"This is the most complete, detailed, critically sympathetic, and totally remarkable overview I have yet seen of where Emergence Christianity presently is and appears to be going. McKnight's two essays alone are worth the price of admission."--Phyllis Tickle, author, The Great Emergence
"Over its short history, the emerging church has both challenged and inspired the practice of church in our time. Church in the Present Tense brings together in one volume some of its finest thinkers to reflect on the theological and practical contributions of this movement. In concise and helpful essays, they lead us through the impact of 'emerging' on our views of God, salvation, Scripture, the end times, and the practice of worship. Whatever you might think of the movement, you cannot ignore its impact, and this volume won't let you!"--David Fitch, Lindner Chair of Evangelical Theology, Northern Seminary; author, The End of Evangelicalism?
"At root, the emerging church movement is a set of conversations about living more faithfully into the way of Jesus and the implications of this for the life and witness of Christian communities. This book offers a series of reflections from some of the best-known voices on a range of important questions. These essays extend the conversation in significant ways and make it clear that the questions stirred up are worth pursuing."--John R. Franke, theologian in residence, First Presbyterian Church of Allentown; general coordinator, Gospel and Our Culture Network
"Rather than retreading old ground, Church in the Present Tense looks at the still-evolving emerging church movement from new angles, and readers will be rewarded with new insights. We are in very good hands with Scot, Pete, Kevin, and Jason--they appreciate the movement, but they aren't playing Pollyanna. They're tough, smart, articulate interlocutors.

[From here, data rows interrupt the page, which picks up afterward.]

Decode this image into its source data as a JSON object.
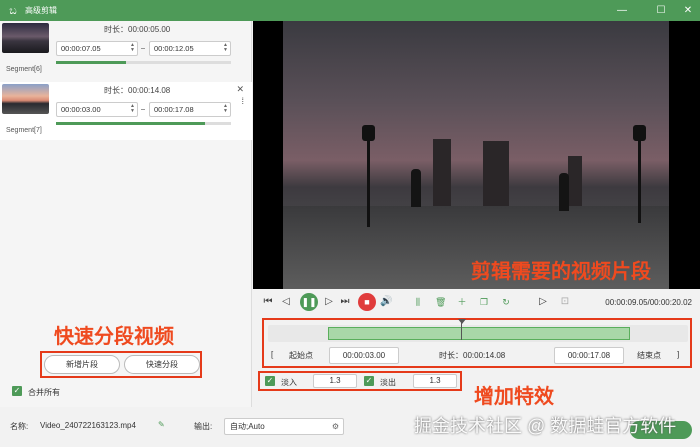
{
  "window": {
    "title": "高级剪辑",
    "app_icon": "frog-logo-icon"
  },
  "segments": [
    {
      "name": "Segment[6]",
      "duration_label": "时长：00:00:05.00",
      "start": "00:00:07.05",
      "end": "00:00:12.05",
      "selected": false,
      "progress": 0.4
    },
    {
      "name": "Segment[7]",
      "duration_label": "时长：00:00:14.08",
      "start": "00:00:03.00",
      "end": "00:00:17.08",
      "selected": true,
      "progress": 0.85
    }
  ],
  "left_panel": {
    "new_segment_label": "新增片段",
    "quick_split_label": "快速分段",
    "merge_all_label": "合并所有",
    "merge_all_checked": true
  },
  "annotations": {
    "quick_split_caption": "快速分段视频",
    "clip_caption": "剪辑需要的视频片段",
    "effects_caption": "增加特效"
  },
  "player": {
    "time_readout": "00:00:09.05/00:00:20.02",
    "playhead_position": 0.46
  },
  "trim": {
    "start_button_label": "起始点",
    "start_bracket": "[",
    "start_time": "00:00:03.00",
    "duration_label": "时长：00:00:14.08",
    "end_time": "00:00:17.08",
    "end_button_label": "结束点",
    "end_bracket": "]"
  },
  "effects": {
    "fade_in_label": "淡入",
    "fade_in_value": "1.3",
    "fade_in_checked": true,
    "fade_out_label": "淡出",
    "fade_out_value": "1.3",
    "fade_out_checked": true
  },
  "footer": {
    "name_label": "名称:",
    "file_name": "Video_240722163123.mp4",
    "output_label": "输出:",
    "output_value": "自动;Auto"
  },
  "watermark": "掘金技术社区 @ 数据蛙官方软件",
  "colors": {
    "accent": "#4e9a58",
    "annotation": "#ef4a1f",
    "record": "#e03c3c"
  }
}
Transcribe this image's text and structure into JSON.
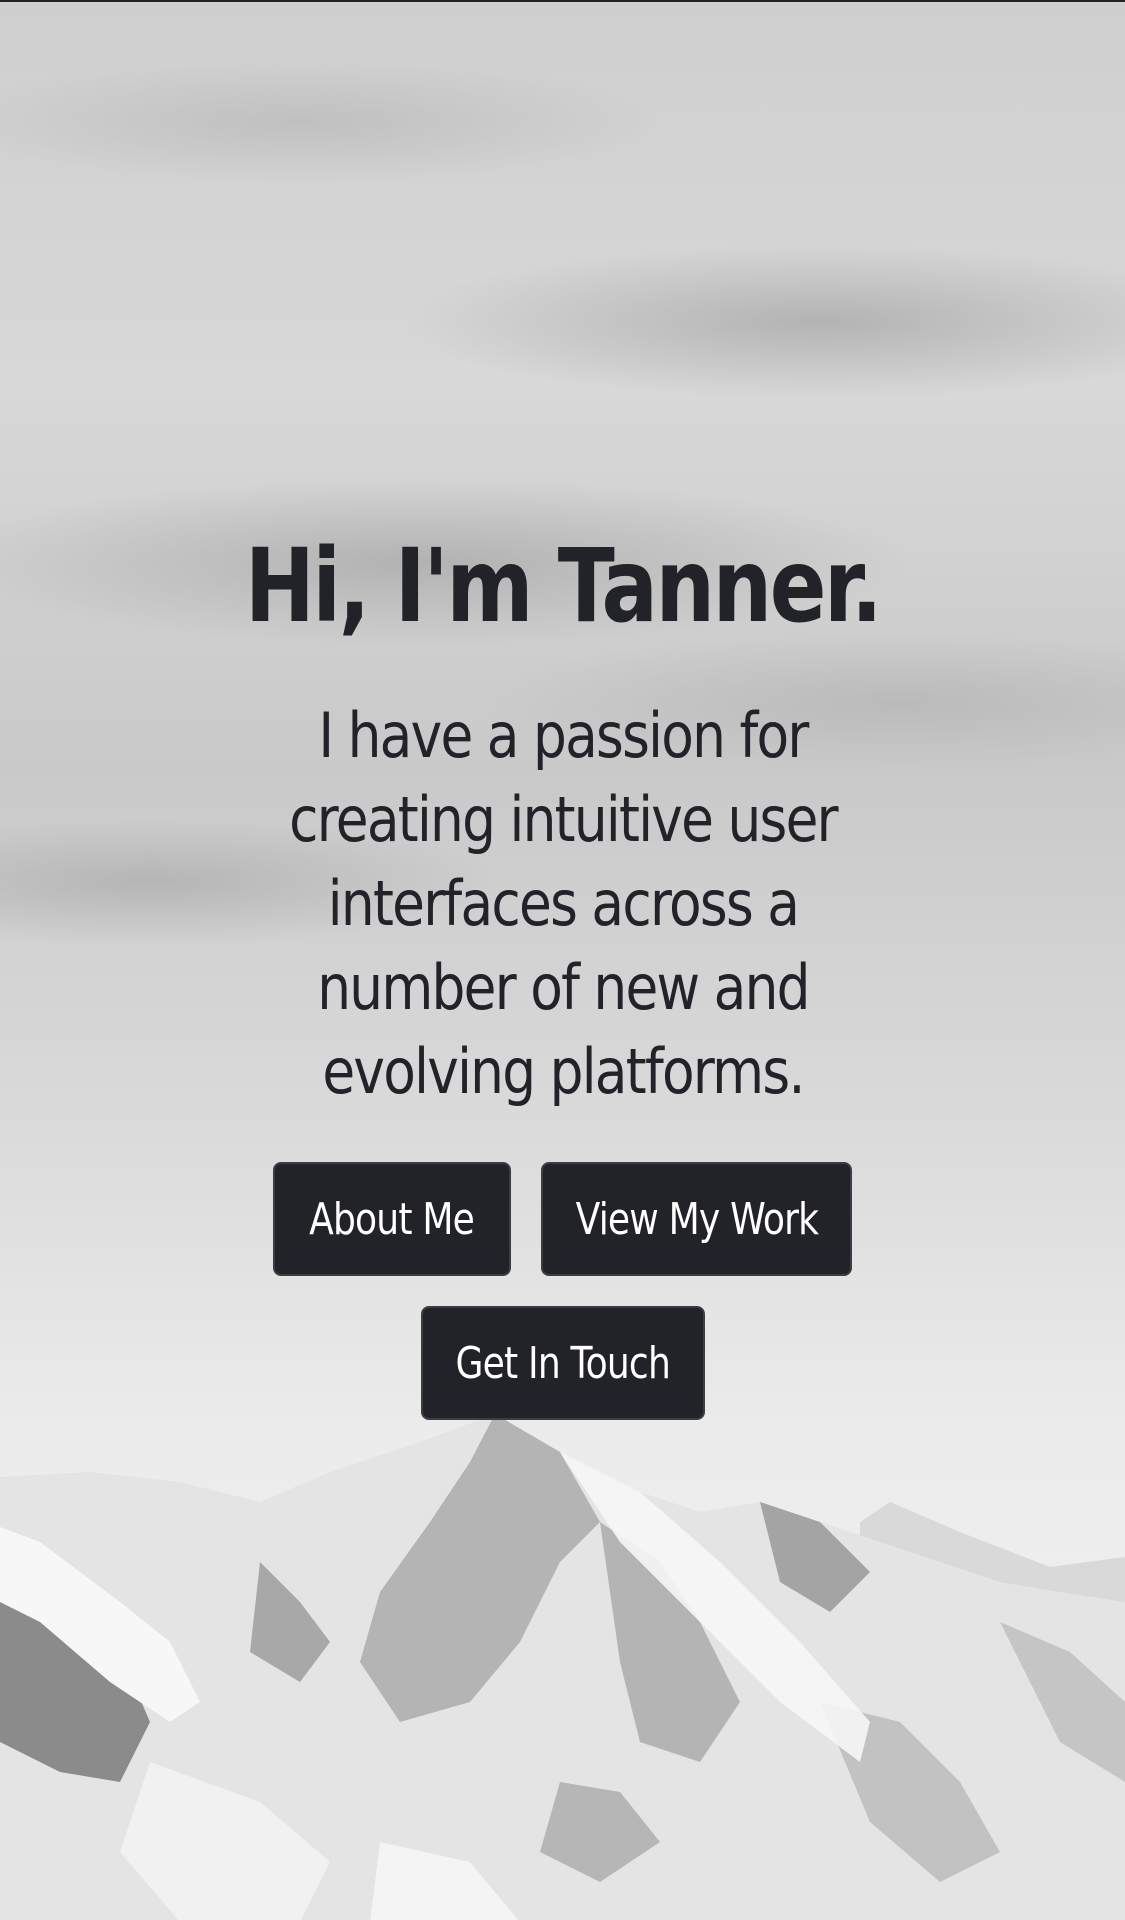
{
  "hero": {
    "title": "Hi, I'm Tanner.",
    "subtitle": "I have a passion for creating intuitive user interfaces across a number of new and evolving platforms."
  },
  "buttons": {
    "about": "About Me",
    "work": "View My Work",
    "contact": "Get In Touch"
  },
  "colors": {
    "text": "#212328",
    "button_bg": "#212328",
    "button_text": "#ffffff"
  }
}
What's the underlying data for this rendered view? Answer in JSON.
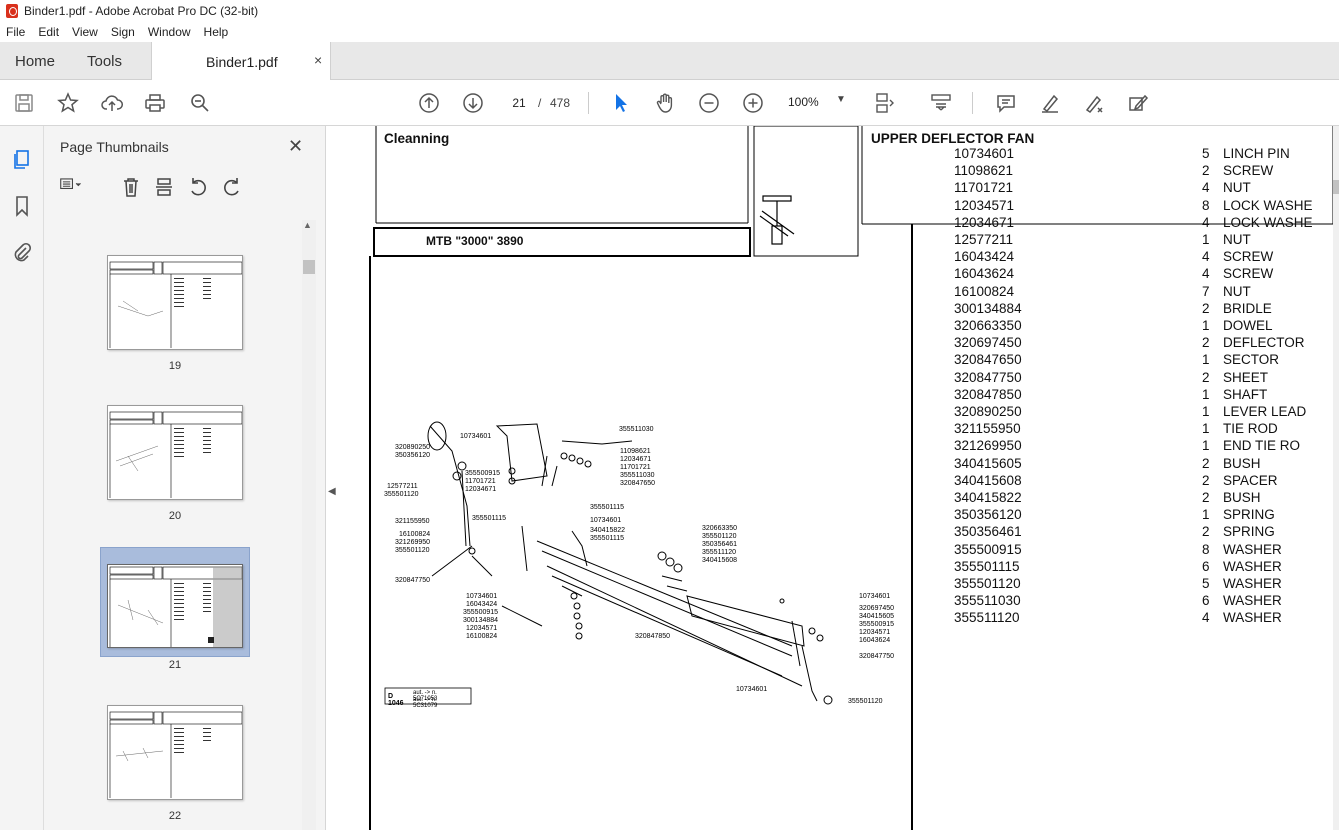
{
  "window": {
    "title": "Binder1.pdf - Adobe Acrobat Pro DC (32-bit)"
  },
  "menu": [
    "File",
    "Edit",
    "View",
    "Sign",
    "Window",
    "Help"
  ],
  "tabs": {
    "home": "Home",
    "tools": "Tools",
    "document": "Binder1.pdf",
    "close": "×"
  },
  "toolbar": {
    "current_page": "21",
    "page_separator": "/",
    "total_pages": "478",
    "zoom": "100%"
  },
  "panel": {
    "title": "Page Thumbnails",
    "close": "✕",
    "thumbnails": [
      {
        "label": "19",
        "selected": false
      },
      {
        "label": "20",
        "selected": false
      },
      {
        "label": "21",
        "selected": true
      },
      {
        "label": "22",
        "selected": false
      }
    ]
  },
  "page": {
    "section": "Cleanning",
    "model": "MTB \"3000\" 3890",
    "group_title": "UPPER DEFLECTOR FAN",
    "diagram_code": "D 1046",
    "diagram_notes": [
      "aut. -> n. 5C71053",
      "aut. -> n. 5C31079"
    ],
    "diagram_labels": {
      "a": "10734601",
      "b": "320890250",
      "c": "350356120",
      "d": "355511030",
      "e": "11098621",
      "f": "12034671",
      "g": "11701721",
      "h": "355511030",
      "i": "320847650",
      "j": "355500915",
      "k": "11701721",
      "l": "12034671",
      "m": "12577211",
      "n": "355501120",
      "o": "321155950",
      "p": "355501115",
      "q": "355501115",
      "r": "10734601",
      "s": "340415822",
      "t": "355501115",
      "u": "16100824",
      "v": "321269950",
      "w": "355501120",
      "x": "320663350",
      "y": "355501120",
      "z": "350356461",
      "aa": "355511120",
      "ab": "340415608",
      "ac": "320847750",
      "ad": "10734601",
      "ae": "16043424",
      "af": "355500915",
      "ag": "300134884",
      "ah": "12034571",
      "ai": "16100824",
      "aj": "320847850",
      "ak": "10734601",
      "al": "320697450",
      "am": "340415605",
      "an": "355500915",
      "ao": "12034571",
      "ap": "16043624",
      "aq": "320847750",
      "ar": "10734601",
      "as": "355501120"
    },
    "parts": [
      {
        "code": "10734601",
        "qty": "5",
        "desc": "LINCH PIN"
      },
      {
        "code": "11098621",
        "qty": "2",
        "desc": "SCREW"
      },
      {
        "code": "11701721",
        "qty": "4",
        "desc": "NUT"
      },
      {
        "code": "12034571",
        "qty": "8",
        "desc": "LOCK WASHE"
      },
      {
        "code": "12034671",
        "qty": "4",
        "desc": "LOCK WASHE"
      },
      {
        "code": "12577211",
        "qty": "1",
        "desc": "NUT"
      },
      {
        "code": "16043424",
        "qty": "4",
        "desc": "SCREW"
      },
      {
        "code": "16043624",
        "qty": "4",
        "desc": "SCREW"
      },
      {
        "code": "16100824",
        "qty": "7",
        "desc": "NUT"
      },
      {
        "code": "300134884",
        "qty": "2",
        "desc": "BRIDLE"
      },
      {
        "code": "320663350",
        "qty": "1",
        "desc": "DOWEL"
      },
      {
        "code": "320697450",
        "qty": "2",
        "desc": "DEFLECTOR"
      },
      {
        "code": "320847650",
        "qty": "1",
        "desc": "SECTOR"
      },
      {
        "code": "320847750",
        "qty": "2",
        "desc": "SHEET"
      },
      {
        "code": "320847850",
        "qty": "1",
        "desc": "SHAFT"
      },
      {
        "code": "320890250",
        "qty": "1",
        "desc": "LEVER LEAD"
      },
      {
        "code": "321155950",
        "qty": "1",
        "desc": "TIE ROD"
      },
      {
        "code": "321269950",
        "qty": "1",
        "desc": "END TIE RO"
      },
      {
        "code": "340415605",
        "qty": "2",
        "desc": "BUSH"
      },
      {
        "code": "340415608",
        "qty": "2",
        "desc": "SPACER"
      },
      {
        "code": "340415822",
        "qty": "2",
        "desc": "BUSH"
      },
      {
        "code": "350356120",
        "qty": "1",
        "desc": "SPRING"
      },
      {
        "code": "350356461",
        "qty": "2",
        "desc": "SPRING"
      },
      {
        "code": "355500915",
        "qty": "8",
        "desc": "WASHER"
      },
      {
        "code": "355501115",
        "qty": "6",
        "desc": "WASHER"
      },
      {
        "code": "355501120",
        "qty": "5",
        "desc": "WASHER"
      },
      {
        "code": "355511030",
        "qty": "6",
        "desc": "WASHER"
      },
      {
        "code": "355511120",
        "qty": "4",
        "desc": "WASHER"
      }
    ]
  },
  "colors": {
    "accent": "#1473e6",
    "pdf_red": "#d9301c",
    "selected_thumb": "#a9bcdc"
  }
}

I think this book will be seen as among the best interactions with the emerging church movement."--Tony Jones, theologian in residence, Solomon's Porch, Minneapolis; author, The New Christians: Dispatches from the Emergent Frontier
"An enlightening and stimulating volume of essays related to the concept of 'emerging church.'"--Roger E. Olson, rogereolson.com
"All [four writers] have been involved in the emerging church world for a long time from different perspectives. . . . Church in the Present Tense is a great primer on some of the major issues of emerging church. It's a helpful presentation and critique. It reflects, in almost genius fashion, what has been accomplished in the Emerging church the last ten years and, then again, reflects on what has not been accomplished in the Emerging church the last ten years."--David Fitch, The Church and Postmodern Culture blog
"In one volume are major thinkers reflecting on the theological and practical changes [the emerging church] movement has brought to religion, considering the impact of 'emerging' on our views of God, Scripture, and more. Any collection considering the evolving status of the church in communities needs this reference!"--Midwest Book Review